Arthur is having a major mid-life crisis and does not want to accept that he is turning 50. And he and his wife both have noticed that their marriage is becoming stagnant. He then begins to tell the tale of their vacation in the caribbean, which sets the movie in motion via a long flashback. Once in the caribbean, Arthur notices a singer named Cathy Livingston (Andrea King) and begins flirting with her. Meanwhile, Polly begins a semi relationship with a man named Mike Fitzgerald (Clinton Sundberg). Needless to say, this couple is in need of some serious marriage counseling, but it's never touched upon. Arthur heads to a local island and starts to fish, but to his surprise, he reels in a mermaid, which he names Lenore (Ann Blyth).
Although she can't speak, her innocent and child like attitude draws Arthur in close and the two hit it off. He takes her to his hotel room and hides her in their bathtub and in the hotel pond. But Polly suspects something is up and that Arthur is cheating on her. This weird little film ends up with Polly missing and Arthur being held for murder. I know, it's not exactly the mermaid fantasy story you were hoping for, which is why I think people didn't take to it well and have it forgotten for some time now.
The best parts of the movie are the little moments where Arthur is coming to terms and dealing with an actual mermaid. They are quite comical and genuine. But the rest of the film is literally watching a marriage slowly fade away as both partners try to fall in love with someone else with the mermaid aspect as a background note. 'Mr. Peabody and The Mermaid' doesn't make the big splash you want it to in the end.
'Mr. Peabody and the Mermaid' comes with a 1080p HD transfer presented in 1.37:1 aspect ratio. This new transfer gets the job done and looks fairly good, but it's not without its problems. The image overall has its original organic look with no digital help, meaning that there is a good layer of grain, giving it the old fashioned look. The detail looks very good in certain places, mostly during closeups. Some of the wider shots look a bit soft with some other midrange shots looking murky.
The black and white coloring looks decent with well balanced whites and grays, but the blacks aren't always deep and inky when the should be. There were several instances of dirt, debris, and scratches throughout too, but there were no warps or bad transitions. Giving the fact the elements of the original print weren't in good shape and that this is a movie from 1948, it still looks decent, but don't expect a five star rating here.

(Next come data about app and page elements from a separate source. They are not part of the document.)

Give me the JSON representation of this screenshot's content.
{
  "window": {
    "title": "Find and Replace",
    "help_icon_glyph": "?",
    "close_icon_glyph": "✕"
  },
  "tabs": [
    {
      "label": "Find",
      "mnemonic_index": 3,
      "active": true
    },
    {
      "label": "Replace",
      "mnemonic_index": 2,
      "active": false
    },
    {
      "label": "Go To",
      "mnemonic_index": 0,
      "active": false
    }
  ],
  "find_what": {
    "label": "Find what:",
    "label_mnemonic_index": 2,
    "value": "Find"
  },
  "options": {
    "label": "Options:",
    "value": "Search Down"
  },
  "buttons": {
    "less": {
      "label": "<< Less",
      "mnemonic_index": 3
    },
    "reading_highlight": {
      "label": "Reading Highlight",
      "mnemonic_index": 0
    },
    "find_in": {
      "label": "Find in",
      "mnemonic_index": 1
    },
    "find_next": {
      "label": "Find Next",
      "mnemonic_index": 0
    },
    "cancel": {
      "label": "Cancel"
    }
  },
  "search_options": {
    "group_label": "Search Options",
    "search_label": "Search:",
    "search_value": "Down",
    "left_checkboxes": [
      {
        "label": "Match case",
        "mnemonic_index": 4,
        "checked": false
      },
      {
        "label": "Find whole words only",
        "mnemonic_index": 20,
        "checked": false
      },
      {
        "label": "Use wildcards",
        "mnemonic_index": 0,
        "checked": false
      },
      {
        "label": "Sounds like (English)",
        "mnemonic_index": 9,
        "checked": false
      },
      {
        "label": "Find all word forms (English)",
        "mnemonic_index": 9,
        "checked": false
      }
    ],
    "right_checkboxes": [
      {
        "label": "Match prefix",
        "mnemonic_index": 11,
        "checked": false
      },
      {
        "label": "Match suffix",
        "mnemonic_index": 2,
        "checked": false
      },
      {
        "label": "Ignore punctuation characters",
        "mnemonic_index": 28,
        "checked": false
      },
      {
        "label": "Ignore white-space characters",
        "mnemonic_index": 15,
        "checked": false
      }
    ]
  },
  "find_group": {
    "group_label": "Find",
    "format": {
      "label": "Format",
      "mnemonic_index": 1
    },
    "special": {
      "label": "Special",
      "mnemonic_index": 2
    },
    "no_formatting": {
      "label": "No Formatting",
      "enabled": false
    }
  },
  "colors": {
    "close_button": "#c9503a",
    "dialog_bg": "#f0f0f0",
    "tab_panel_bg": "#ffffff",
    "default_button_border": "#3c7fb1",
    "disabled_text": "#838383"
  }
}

This release comes with a lossless DTS-HD 1.0 Mono audio mix and does the job just well enough to get by. The dialogue is quite clear and easy to understand throughout, although there were some instances of minor hissing . Every once in a while, a sound effect will pop out, but it never fully immerses you.
The score by Robert Emmett Dolan sounds very good and might be the best part of the audio track. It's clean and loud, and always adds to the tone of the film. There isn't much to this audio track, so don't expect a wide dynamic range, but it gets the job done.
'Mr. Peabody and The Mermaid' is more of a depressing film about a failing marriage than it is about a mermaid fantasy film. Sure there are some fun and genuine moments where Arthur is trying to teach the mermaid to act human, but mostly, the story goes nowhere. That being said, it's definitely different and original from the rest of the movies like this out there today, but you won't be happy with the outcome. The video and audio presentations are less than stellar and there are zero extras on this disc. If you are every so curious to see a mermaid film you haven't seen, rent this one first before purchasing.